====== DATA ======

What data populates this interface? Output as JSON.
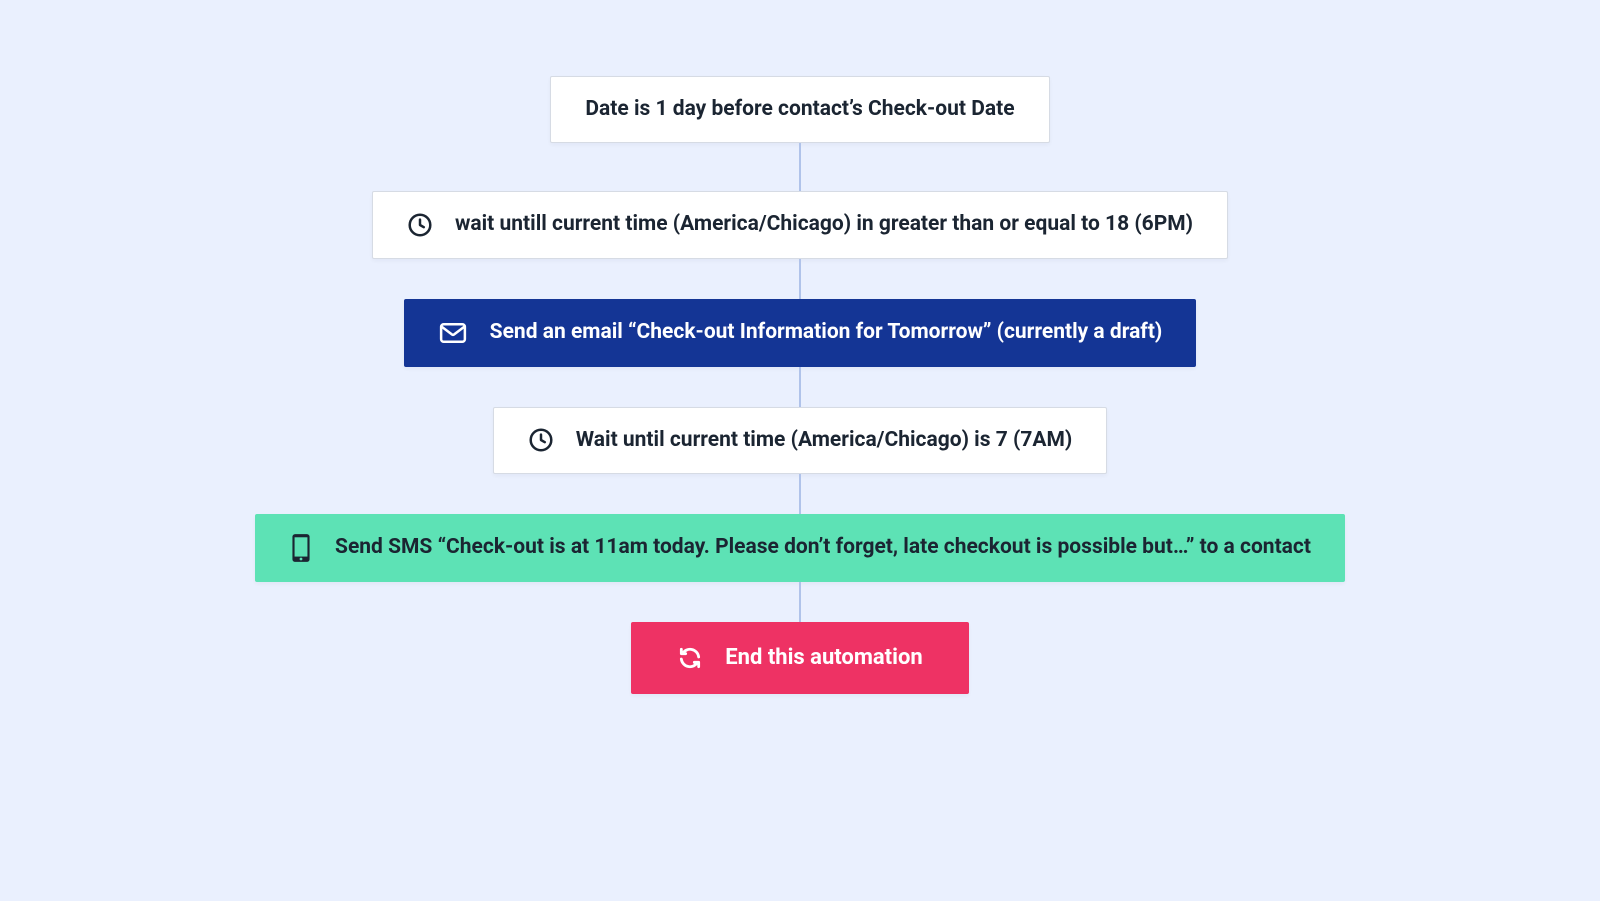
{
  "flow": {
    "trigger": {
      "label": "Date is 1 day before contact’s Check-out Date",
      "icon": null
    },
    "wait1": {
      "label": "wait untill current time (America/Chicago) in greater than or equal to 18 (6PM)",
      "icon": "clock"
    },
    "email": {
      "label": "Send an email “Check-out Information for Tomorrow” (currently a draft)",
      "icon": "envelope"
    },
    "wait2": {
      "label": "Wait until current time (America/Chicago) is 7 (7AM)",
      "icon": "clock"
    },
    "sms": {
      "label": "Send SMS “Check-out is at 11am today. Please don’t forget, late checkout is possible but…” to a contact",
      "icon": "phone"
    },
    "end": {
      "label": "End this automation",
      "icon": "sync"
    }
  },
  "colors": {
    "bg": "#eaf0fe",
    "card_white": "#ffffff",
    "card_border": "#d6dbe4",
    "blue": "#143595",
    "teal": "#5de2b5",
    "pink": "#ee3264",
    "connector": "#b0c3ea",
    "text_dark": "#1b2532"
  }
}
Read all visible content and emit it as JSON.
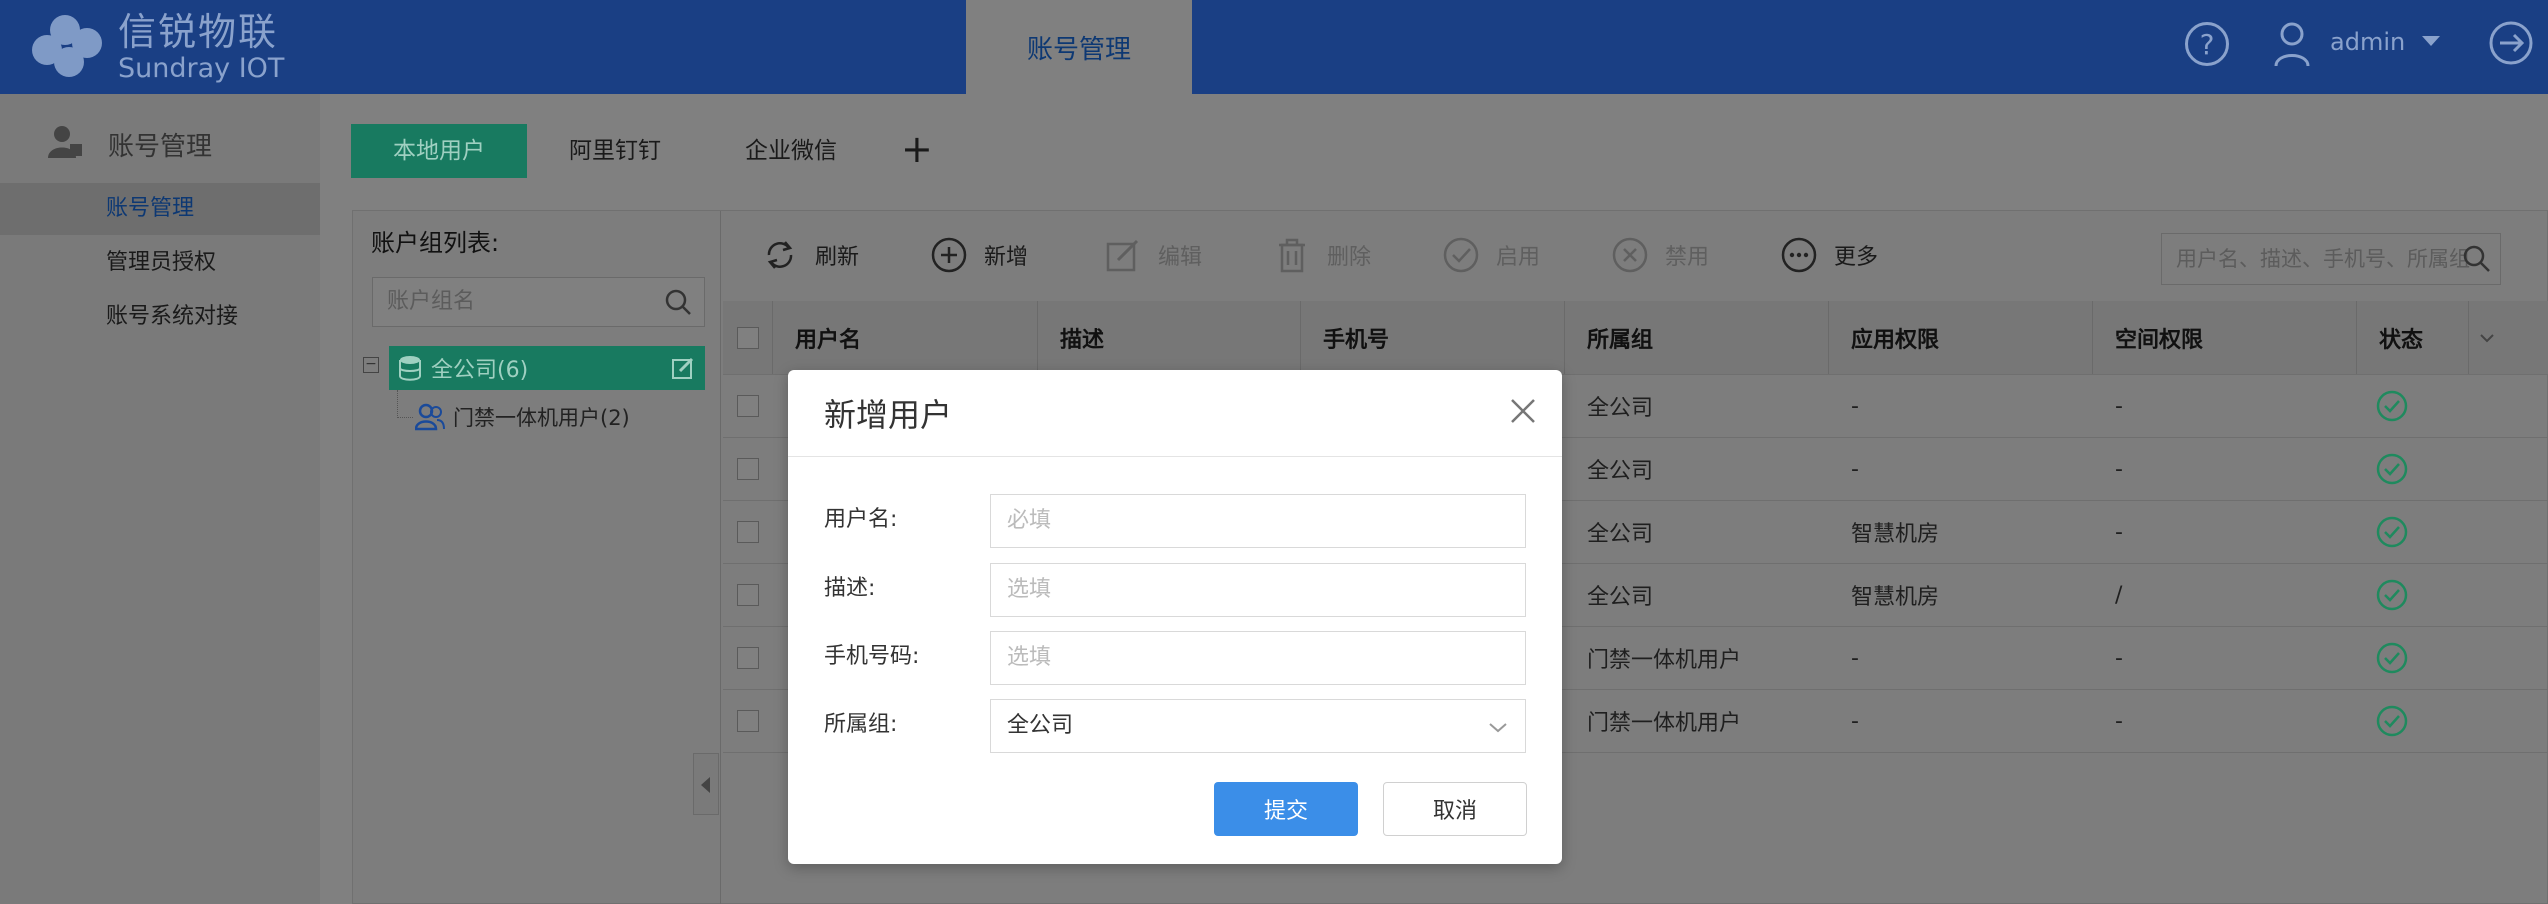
{
  "header": {
    "logo_cn": "信锐物联",
    "logo_en": "Sundray IOT",
    "active_tab": "账号管理",
    "username": "admin"
  },
  "sidebar": {
    "section_title": "账号管理",
    "items": [
      {
        "label": "账号管理",
        "active": true
      },
      {
        "label": "管理员授权",
        "active": false
      },
      {
        "label": "账号系统对接",
        "active": false
      }
    ]
  },
  "tabs": [
    {
      "label": "本地用户",
      "active": true
    },
    {
      "label": "阿里钉钉",
      "active": false
    },
    {
      "label": "企业微信",
      "active": false
    }
  ],
  "tab_add": "+",
  "group_panel": {
    "title": "账户组列表:",
    "search_placeholder": "账户组名",
    "tree_toggle": "−",
    "root": "全公司(6)",
    "child": "门禁一体机用户(2)"
  },
  "toolbar": {
    "refresh": "刷新",
    "add": "新增",
    "edit": "编辑",
    "delete": "删除",
    "enable": "启用",
    "disable": "禁用",
    "more": "更多",
    "search_placeholder": "用户名、描述、手机号、所属组"
  },
  "table": {
    "columns": [
      "用户名",
      "描述",
      "手机号",
      "所属组",
      "应用权限",
      "空间权限",
      "状态"
    ],
    "rows": [
      {
        "group": "全公司",
        "app": "-",
        "space": "-",
        "status": "enabled"
      },
      {
        "group": "全公司",
        "app": "-",
        "space": "-",
        "status": "enabled"
      },
      {
        "group": "全公司",
        "app": "智慧机房",
        "space": "-",
        "status": "enabled"
      },
      {
        "group": "全公司",
        "app": "智慧机房",
        "space": "/",
        "status": "enabled"
      },
      {
        "group": "门禁一体机用户",
        "app": "-",
        "space": "-",
        "status": "enabled"
      },
      {
        "group": "门禁一体机用户",
        "app": "-",
        "space": "-",
        "status": "enabled"
      }
    ]
  },
  "modal": {
    "title": "新增用户",
    "fields": [
      {
        "label": "用户名:",
        "placeholder": "必填"
      },
      {
        "label": "描述:",
        "placeholder": "选填"
      },
      {
        "label": "手机号码:",
        "placeholder": "选填"
      },
      {
        "label": "所属组:",
        "value": "全公司"
      }
    ],
    "submit": "提交",
    "cancel": "取消"
  },
  "colors": {
    "header_bg": "#1a3f84",
    "accent_green": "#187a60",
    "primary_blue": "#3b8ee8",
    "status_green": "#1f8a5e"
  }
}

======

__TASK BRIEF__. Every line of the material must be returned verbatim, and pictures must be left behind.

__RESULT OF THIS EXERCISE__.
What data populates this interface? Output as JSON.
{
  "flow": {
    "trigger": {
      "label": "Date is 1 day before contact’s Check-out Date",
      "icon": null
    },
    "wait1": {
      "label": "wait untill current time (America/Chicago) in greater than or equal to 18 (6PM)",
      "icon": "clock"
    },
    "email": {
      "label": "Send an email “Check-out Information for Tomorrow” (currently a draft)",
      "icon": "envelope"
    },
    "wait2": {
      "label": "Wait until current time (America/Chicago) is 7 (7AM)",
      "icon": "clock"
    },
    "sms": {
      "label": "Send SMS “Check-out is at 11am today. Please don’t forget, late checkout is possible but…” to a contact",
      "icon": "phone"
    },
    "end": {
      "label": "End this automation",
      "icon": "sync"
    }
  },
  "colors": {
    "bg": "#eaf0fe",
    "card_white": "#ffffff",
    "card_border": "#d6dbe4",
    "blue": "#143595",
    "teal": "#5de2b5",
    "pink": "#ee3264",
    "connector": "#b0c3ea",
    "text_dark": "#1b2532"
  }
}
Read all visible content and emit it as JSON.
{
  "header": {
    "logo_cn": "信锐物联",
    "logo_en": "Sundray IOT",
    "active_tab": "账号管理",
    "username": "admin"
  },
  "sidebar": {
    "section_title": "账号管理",
    "items": [
      {
        "label": "账号管理",
        "active": true
      },
      {
        "label": "管理员授权",
        "active": false
      },
      {
        "label": "账号系统对接",
        "active": false
      }
    ]
  },
  "tabs": [
    {
      "label": "本地用户",
      "active": true
    },
    {
      "label": "阿里钉钉",
      "active": false
    },
    {
      "label": "企业微信",
      "active": false
    }
  ],
  "tab_add": "+",
  "group_panel": {
    "title": "账户组列表:",
    "search_placeholder": "账户组名",
    "tree_toggle": "−",
    "root": "全公司(6)",
    "child": "门禁一体机用户(2)"
  },
  "toolbar": {
    "refresh": "刷新",
    "add": "新增",
    "edit": "编辑",
    "delete": "删除",
    "enable": "启用",
    "disable": "禁用",
    "more": "更多",
    "search_placeholder": "用户名、描述、手机号、所属组"
  },
  "table": {
    "columns": [
      "用户名",
      "描述",
      "手机号",
      "所属组",
      "应用权限",
      "空间权限",
      "状态"
    ],
    "rows": [
      {
        "group": "全公司",
        "app": "-",
        "space": "-",
        "status": "enabled"
      },
      {
        "group": "全公司",
        "app": "-",
        "space": "-",
        "status": "enabled"
      },
      {
        "group": "全公司",
        "app": "智慧机房",
        "space": "-",
        "status": "enabled"
      },
      {
        "group": "全公司",
        "app": "智慧机房",
        "space": "/",
        "status": "enabled"
      },
      {
        "group": "门禁一体机用户",
        "app": "-",
        "space": "-",
        "status": "enabled"
      },
      {
        "group": "门禁一体机用户",
        "app": "-",
        "space": "-",
        "status": "enabled"
      }
    ]
  },
  "modal": {
    "title": "新增用户",
    "fields": [
      {
        "label": "用户名:",
        "placeholder": "必填"
      },
      {
        "label": "描述:",
        "placeholder": "选填"
      },
      {
        "label": "手机号码:",
        "placeholder": "选填"
      },
      {
        "label": "所属组:",
        "value": "全公司"
      }
    ],
    "submit": "提交",
    "cancel": "取消"
  },
  "colors": {
    "header_bg": "#1a3f84",
    "accent_green": "#187a60",
    "primary_blue": "#3b8ee8",
    "status_green": "#1f8a5e"
  }
}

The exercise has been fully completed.